- **Problem to solve**
Pick out all lines with the word "text" from the records that follow.

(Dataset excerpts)
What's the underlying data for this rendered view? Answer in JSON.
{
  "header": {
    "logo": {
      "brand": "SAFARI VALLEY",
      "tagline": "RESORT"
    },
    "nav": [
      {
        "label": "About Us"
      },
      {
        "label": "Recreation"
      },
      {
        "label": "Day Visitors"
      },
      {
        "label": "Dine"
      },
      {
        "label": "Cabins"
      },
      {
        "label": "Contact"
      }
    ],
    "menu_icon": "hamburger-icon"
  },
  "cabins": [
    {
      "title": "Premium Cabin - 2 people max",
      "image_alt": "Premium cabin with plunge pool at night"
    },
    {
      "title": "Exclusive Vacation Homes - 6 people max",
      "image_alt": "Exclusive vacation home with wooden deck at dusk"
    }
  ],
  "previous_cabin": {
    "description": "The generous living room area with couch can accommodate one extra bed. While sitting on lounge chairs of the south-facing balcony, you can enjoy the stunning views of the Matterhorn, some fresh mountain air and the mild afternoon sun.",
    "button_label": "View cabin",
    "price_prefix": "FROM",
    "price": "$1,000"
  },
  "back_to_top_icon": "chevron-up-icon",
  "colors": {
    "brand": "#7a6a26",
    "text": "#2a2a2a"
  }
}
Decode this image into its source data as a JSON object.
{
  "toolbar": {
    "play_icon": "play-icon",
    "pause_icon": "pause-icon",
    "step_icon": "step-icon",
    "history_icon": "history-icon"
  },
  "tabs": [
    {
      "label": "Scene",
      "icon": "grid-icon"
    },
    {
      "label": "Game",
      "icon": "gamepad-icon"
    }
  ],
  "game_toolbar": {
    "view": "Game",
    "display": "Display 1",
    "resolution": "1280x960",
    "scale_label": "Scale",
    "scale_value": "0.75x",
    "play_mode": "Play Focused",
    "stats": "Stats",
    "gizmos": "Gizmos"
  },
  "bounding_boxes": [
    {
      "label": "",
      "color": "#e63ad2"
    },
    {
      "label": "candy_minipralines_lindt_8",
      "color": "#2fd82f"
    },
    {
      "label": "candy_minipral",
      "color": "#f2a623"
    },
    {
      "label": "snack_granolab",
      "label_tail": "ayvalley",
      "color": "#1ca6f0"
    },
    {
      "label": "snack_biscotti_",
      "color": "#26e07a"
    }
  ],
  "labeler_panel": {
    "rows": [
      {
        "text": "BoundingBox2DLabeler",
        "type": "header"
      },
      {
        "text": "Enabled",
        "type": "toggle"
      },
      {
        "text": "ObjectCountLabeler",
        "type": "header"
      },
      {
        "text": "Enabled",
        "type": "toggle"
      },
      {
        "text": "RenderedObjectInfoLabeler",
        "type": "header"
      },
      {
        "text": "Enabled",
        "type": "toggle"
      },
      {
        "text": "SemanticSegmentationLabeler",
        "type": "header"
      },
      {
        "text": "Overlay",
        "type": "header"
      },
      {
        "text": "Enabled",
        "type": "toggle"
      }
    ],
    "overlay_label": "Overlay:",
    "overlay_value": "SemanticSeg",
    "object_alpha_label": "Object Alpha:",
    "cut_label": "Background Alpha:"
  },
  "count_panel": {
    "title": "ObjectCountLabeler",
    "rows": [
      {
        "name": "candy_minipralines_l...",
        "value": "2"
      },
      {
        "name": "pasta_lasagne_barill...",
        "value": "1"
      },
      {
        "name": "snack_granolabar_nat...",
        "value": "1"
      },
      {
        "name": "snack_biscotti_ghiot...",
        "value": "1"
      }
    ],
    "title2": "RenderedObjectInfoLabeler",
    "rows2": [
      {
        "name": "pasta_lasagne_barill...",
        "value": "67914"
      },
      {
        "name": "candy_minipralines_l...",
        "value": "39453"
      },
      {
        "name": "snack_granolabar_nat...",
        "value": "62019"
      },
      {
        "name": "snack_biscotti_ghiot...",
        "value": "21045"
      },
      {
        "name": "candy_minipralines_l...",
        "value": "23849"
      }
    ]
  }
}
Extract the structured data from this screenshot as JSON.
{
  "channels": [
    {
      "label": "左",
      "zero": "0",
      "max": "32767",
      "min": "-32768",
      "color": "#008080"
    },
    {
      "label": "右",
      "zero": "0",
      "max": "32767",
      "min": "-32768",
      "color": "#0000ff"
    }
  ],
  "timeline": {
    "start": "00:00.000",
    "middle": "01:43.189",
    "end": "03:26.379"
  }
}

- **Task solution**
    "text": "#2a2a2a"
        "text": "BoundingBox2DLabeler",
        "text": "Enabled",
        "text": "ObjectCountLabeler",
        "text": "Enabled",
        "text": "RenderedObjectInfoLabeler",
        "text": "Enabled",
        "text": "SemanticSegmentationLabeler",
        "text": "Overlay",
        "text": "Enabled",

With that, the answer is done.